WHAT IS EXPECTED — Would you please copy each line of the data in which the string "JSON" occurs?

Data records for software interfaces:
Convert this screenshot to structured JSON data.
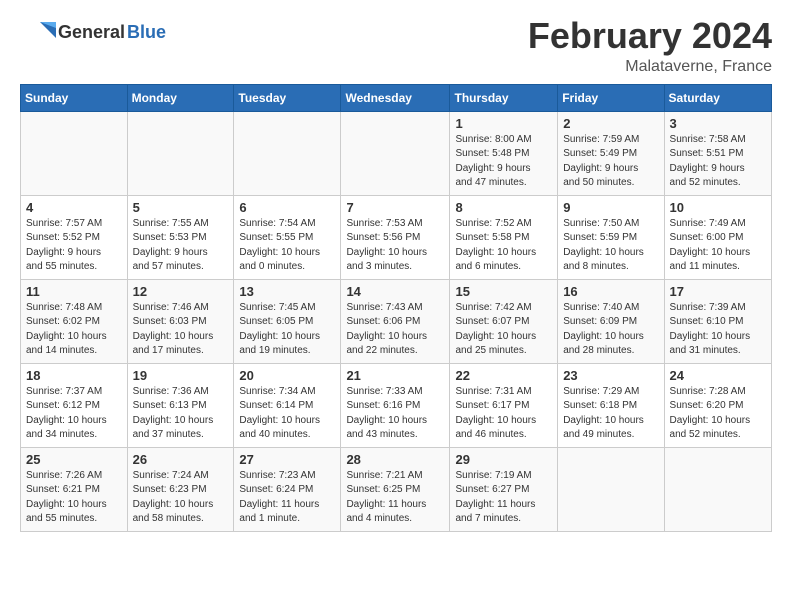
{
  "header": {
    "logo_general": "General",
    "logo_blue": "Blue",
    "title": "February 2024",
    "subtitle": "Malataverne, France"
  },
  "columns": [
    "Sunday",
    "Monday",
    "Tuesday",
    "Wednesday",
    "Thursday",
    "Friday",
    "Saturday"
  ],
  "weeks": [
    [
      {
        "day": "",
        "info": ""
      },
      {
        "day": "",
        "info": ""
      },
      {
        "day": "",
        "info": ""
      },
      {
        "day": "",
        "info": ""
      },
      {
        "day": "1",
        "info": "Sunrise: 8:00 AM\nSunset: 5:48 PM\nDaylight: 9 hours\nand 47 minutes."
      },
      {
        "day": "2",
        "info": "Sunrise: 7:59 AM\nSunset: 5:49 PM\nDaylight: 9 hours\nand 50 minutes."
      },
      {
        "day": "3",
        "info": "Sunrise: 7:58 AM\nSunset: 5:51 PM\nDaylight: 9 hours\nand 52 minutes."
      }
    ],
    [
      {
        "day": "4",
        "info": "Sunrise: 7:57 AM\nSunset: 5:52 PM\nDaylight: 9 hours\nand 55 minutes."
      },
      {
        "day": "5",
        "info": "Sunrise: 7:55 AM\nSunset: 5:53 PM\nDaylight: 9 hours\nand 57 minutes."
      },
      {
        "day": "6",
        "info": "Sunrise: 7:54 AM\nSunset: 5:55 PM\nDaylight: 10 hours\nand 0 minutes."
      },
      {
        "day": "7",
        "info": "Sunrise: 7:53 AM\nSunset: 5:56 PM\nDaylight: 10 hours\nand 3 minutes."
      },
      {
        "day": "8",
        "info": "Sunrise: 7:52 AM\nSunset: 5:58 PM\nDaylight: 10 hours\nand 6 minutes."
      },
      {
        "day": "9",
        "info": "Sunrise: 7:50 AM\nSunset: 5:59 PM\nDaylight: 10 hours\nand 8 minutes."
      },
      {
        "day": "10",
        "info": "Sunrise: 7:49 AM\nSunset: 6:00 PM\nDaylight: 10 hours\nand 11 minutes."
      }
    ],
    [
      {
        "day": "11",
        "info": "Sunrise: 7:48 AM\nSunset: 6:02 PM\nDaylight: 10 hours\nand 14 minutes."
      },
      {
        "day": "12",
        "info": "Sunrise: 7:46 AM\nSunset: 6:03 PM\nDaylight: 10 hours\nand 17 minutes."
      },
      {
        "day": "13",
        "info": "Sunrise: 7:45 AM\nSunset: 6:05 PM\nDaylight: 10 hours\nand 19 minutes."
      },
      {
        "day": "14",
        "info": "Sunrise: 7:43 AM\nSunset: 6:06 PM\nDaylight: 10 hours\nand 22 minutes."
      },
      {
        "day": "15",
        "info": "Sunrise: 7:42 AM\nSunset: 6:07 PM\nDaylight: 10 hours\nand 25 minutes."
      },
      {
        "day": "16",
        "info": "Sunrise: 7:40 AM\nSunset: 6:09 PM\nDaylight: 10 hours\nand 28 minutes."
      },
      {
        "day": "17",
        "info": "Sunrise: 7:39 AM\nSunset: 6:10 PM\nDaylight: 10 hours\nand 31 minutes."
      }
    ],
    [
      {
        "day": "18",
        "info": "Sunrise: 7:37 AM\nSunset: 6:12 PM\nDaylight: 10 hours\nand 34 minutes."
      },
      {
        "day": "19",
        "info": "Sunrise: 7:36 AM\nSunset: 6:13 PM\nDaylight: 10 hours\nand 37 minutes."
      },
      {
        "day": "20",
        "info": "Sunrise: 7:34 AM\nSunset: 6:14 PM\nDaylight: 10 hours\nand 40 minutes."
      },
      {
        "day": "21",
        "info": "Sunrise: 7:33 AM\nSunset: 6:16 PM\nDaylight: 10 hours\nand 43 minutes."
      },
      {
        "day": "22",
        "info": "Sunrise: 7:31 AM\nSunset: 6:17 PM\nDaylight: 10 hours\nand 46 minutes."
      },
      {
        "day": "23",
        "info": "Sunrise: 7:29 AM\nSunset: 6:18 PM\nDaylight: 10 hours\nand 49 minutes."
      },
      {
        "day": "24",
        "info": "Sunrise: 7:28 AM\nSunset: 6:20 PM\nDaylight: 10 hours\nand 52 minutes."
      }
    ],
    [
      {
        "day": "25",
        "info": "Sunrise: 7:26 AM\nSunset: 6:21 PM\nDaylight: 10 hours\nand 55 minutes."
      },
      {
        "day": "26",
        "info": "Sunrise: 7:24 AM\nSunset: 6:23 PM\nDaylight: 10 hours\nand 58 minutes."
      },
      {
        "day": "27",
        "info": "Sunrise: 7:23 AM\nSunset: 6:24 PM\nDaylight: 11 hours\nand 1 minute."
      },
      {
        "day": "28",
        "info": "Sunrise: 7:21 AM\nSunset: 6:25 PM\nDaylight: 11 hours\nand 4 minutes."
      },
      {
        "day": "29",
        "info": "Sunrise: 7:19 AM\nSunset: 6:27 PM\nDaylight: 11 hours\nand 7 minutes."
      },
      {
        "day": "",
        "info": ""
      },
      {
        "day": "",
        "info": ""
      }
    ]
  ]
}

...

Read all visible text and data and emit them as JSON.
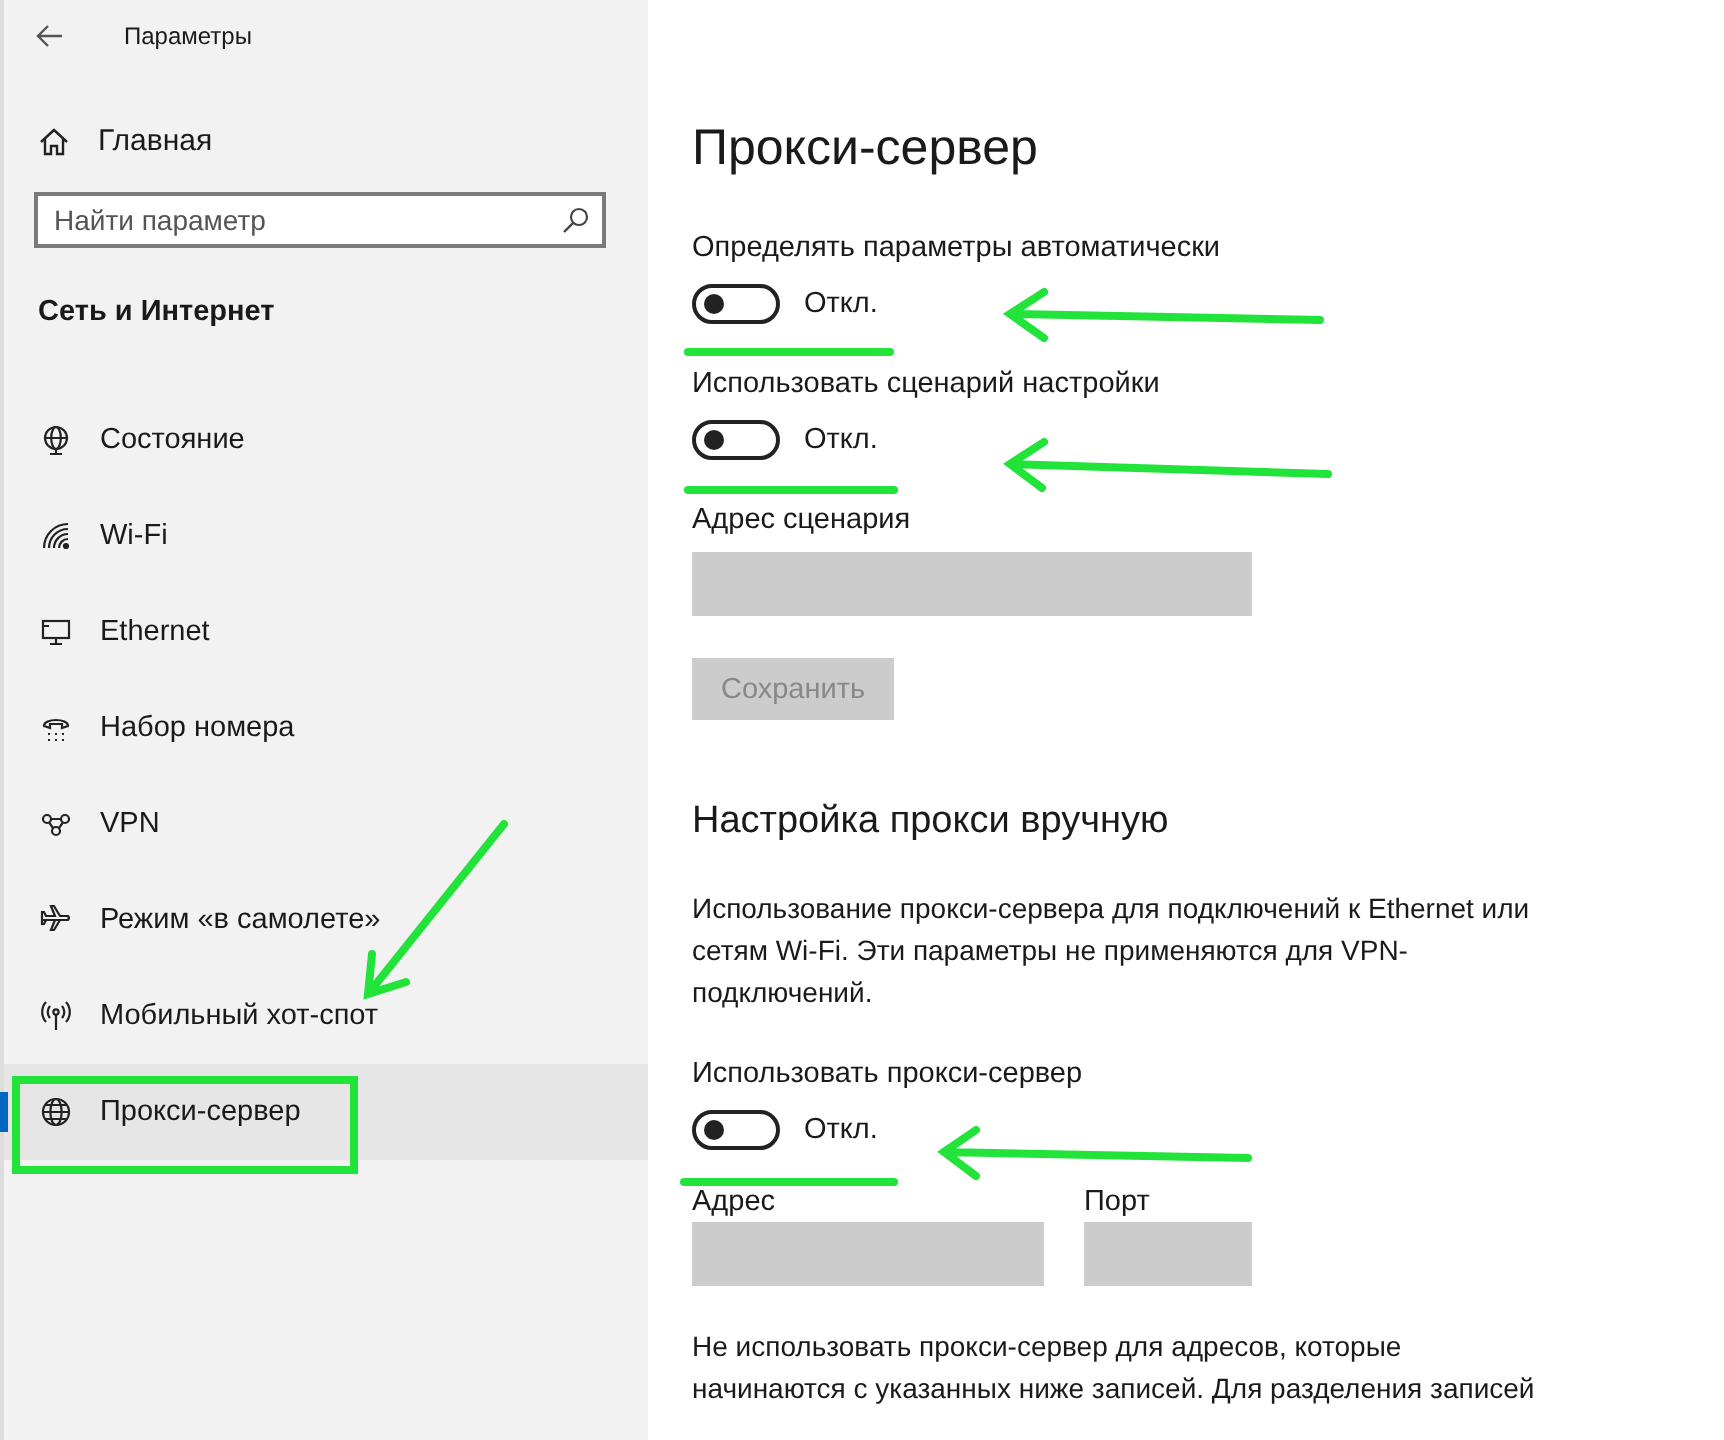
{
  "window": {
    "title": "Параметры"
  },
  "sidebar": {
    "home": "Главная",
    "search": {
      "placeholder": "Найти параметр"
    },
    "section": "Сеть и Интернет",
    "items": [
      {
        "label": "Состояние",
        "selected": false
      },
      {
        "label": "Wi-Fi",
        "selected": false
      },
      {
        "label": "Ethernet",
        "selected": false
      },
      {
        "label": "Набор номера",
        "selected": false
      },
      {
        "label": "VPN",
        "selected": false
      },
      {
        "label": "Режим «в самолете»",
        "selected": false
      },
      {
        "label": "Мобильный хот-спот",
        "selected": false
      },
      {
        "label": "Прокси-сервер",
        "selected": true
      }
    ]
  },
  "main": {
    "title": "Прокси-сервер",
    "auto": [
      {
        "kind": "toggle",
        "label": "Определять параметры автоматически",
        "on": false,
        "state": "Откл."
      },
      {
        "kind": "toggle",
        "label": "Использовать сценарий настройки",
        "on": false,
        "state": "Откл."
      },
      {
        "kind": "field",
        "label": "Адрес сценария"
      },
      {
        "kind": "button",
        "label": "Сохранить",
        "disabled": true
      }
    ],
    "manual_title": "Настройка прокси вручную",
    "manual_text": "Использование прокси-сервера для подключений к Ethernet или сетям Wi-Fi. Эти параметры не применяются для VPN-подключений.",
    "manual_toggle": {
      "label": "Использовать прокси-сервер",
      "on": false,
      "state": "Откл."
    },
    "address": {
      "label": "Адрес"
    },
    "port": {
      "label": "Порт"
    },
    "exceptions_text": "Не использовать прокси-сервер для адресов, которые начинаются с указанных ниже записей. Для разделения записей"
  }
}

EXPECTED ANSWER —
Convert this screenshot to structured JSON data.
Read all visible text and data and emit them as JSON.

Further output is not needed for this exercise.